┌──
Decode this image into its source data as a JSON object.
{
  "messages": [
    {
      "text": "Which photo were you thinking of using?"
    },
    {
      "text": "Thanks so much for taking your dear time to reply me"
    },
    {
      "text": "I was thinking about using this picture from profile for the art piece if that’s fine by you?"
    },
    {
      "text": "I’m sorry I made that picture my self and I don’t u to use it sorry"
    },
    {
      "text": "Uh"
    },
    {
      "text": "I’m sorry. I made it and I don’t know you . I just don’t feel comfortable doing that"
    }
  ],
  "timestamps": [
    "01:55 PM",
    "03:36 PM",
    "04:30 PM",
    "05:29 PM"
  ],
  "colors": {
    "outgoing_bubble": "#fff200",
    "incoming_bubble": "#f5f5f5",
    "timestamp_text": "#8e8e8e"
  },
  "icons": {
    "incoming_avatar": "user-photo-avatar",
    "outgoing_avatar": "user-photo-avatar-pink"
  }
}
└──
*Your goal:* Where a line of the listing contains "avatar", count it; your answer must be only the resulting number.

*Solution to the exercise:* 2